── Study material
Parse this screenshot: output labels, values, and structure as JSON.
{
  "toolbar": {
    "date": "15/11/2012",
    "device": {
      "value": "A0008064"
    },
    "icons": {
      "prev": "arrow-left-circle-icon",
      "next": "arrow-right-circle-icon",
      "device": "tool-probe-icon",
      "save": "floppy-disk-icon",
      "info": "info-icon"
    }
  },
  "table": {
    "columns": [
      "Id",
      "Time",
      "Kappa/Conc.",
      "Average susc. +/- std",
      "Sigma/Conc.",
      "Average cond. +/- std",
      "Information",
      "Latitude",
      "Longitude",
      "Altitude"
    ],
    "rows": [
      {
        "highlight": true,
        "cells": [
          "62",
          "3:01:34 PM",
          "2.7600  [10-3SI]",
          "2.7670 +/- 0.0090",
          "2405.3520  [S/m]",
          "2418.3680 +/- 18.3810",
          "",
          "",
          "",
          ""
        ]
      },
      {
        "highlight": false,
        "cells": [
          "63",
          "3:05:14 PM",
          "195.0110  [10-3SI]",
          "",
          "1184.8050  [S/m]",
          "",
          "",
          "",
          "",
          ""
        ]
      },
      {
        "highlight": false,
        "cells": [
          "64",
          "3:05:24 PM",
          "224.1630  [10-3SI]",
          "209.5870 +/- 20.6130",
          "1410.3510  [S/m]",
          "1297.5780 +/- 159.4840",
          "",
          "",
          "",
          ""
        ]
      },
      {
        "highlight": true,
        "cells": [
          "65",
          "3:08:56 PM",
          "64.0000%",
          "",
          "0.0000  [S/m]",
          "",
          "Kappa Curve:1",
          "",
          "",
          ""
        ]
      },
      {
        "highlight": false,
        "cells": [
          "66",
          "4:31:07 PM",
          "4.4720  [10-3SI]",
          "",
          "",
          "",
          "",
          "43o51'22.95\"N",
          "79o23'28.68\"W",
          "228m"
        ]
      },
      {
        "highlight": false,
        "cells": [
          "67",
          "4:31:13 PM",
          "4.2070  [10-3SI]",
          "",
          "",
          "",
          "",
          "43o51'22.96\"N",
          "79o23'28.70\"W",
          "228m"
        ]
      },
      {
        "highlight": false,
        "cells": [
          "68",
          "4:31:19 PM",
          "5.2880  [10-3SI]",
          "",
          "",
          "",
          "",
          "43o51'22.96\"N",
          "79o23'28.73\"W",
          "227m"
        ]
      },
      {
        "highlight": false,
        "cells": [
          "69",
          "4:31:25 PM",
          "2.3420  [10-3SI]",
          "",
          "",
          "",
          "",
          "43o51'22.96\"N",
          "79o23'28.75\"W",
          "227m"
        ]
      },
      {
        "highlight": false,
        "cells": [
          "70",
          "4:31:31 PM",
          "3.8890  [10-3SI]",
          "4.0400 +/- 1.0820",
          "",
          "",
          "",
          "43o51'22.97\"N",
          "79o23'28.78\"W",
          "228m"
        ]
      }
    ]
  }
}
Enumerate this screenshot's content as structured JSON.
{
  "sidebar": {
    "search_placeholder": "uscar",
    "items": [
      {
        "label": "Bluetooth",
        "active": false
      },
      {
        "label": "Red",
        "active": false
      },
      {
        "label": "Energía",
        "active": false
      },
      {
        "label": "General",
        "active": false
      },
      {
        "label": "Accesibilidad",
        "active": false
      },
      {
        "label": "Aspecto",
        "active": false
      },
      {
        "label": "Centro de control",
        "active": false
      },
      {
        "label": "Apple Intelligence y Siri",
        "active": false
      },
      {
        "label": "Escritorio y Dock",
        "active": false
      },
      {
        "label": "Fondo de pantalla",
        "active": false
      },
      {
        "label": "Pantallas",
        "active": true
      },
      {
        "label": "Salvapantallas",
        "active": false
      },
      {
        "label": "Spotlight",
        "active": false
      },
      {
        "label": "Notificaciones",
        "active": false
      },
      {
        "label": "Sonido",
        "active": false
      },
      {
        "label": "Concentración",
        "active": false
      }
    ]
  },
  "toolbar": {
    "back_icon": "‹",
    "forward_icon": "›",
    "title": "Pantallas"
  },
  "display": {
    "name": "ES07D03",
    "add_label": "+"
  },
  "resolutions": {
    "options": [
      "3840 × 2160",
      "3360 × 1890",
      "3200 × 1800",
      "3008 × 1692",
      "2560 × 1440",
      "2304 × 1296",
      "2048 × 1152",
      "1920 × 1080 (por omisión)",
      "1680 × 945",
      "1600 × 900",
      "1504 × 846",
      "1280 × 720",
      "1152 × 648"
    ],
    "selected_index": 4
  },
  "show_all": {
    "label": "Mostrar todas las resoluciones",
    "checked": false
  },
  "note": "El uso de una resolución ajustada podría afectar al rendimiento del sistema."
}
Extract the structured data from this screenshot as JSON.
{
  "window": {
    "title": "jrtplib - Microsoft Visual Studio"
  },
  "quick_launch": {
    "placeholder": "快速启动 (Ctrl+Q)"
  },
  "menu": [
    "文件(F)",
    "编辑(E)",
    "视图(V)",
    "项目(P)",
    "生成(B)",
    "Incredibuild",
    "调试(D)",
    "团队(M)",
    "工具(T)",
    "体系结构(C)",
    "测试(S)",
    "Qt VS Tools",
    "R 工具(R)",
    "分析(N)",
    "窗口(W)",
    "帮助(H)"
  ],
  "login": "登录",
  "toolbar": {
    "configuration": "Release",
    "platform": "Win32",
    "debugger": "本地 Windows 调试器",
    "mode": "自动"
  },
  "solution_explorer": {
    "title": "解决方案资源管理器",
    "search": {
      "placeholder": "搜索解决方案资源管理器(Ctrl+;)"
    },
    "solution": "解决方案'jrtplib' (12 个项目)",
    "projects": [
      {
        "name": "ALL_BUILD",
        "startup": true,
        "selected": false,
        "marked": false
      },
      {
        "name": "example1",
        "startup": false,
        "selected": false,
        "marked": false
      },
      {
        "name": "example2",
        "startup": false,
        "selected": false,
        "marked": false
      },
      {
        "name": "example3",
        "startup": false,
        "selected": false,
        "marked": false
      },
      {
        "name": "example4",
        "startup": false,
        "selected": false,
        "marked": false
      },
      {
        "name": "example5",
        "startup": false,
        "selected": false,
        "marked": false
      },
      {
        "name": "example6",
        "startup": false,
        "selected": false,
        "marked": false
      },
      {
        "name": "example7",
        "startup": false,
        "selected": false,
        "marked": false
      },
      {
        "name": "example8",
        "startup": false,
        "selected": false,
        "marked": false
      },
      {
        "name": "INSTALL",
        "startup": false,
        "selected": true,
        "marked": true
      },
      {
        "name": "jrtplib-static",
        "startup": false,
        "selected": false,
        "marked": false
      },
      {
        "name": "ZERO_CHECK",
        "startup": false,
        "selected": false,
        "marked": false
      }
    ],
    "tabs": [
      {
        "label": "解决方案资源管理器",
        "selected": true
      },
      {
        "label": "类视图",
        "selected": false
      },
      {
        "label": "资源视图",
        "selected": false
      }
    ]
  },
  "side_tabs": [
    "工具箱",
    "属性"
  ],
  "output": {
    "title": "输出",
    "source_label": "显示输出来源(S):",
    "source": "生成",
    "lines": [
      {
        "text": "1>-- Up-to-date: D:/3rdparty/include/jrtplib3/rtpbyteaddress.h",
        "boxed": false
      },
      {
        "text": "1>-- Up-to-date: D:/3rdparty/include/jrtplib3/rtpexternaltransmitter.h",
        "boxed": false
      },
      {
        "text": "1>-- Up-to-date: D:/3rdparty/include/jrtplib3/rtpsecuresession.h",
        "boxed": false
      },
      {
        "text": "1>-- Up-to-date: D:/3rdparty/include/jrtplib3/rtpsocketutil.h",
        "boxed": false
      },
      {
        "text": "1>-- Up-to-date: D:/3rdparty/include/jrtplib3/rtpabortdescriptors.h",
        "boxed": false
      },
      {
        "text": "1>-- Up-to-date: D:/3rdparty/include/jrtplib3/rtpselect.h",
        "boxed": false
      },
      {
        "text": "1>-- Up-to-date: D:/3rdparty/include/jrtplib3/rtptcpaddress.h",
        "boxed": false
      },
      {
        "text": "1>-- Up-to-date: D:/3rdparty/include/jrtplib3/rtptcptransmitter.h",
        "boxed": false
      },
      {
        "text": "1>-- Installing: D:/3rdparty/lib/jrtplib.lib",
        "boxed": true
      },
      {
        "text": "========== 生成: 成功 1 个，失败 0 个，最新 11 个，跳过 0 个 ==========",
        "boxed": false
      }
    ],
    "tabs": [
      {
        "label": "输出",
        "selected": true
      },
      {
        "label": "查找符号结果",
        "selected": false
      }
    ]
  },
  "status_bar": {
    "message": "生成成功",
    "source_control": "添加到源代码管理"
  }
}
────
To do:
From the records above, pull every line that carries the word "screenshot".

Exercise answer:
Parse this screenshot: output labels, values, and structure as JSON.
Enumerate this screenshot's content as structured JSON.
Extract the structured data from this screenshot as JSON.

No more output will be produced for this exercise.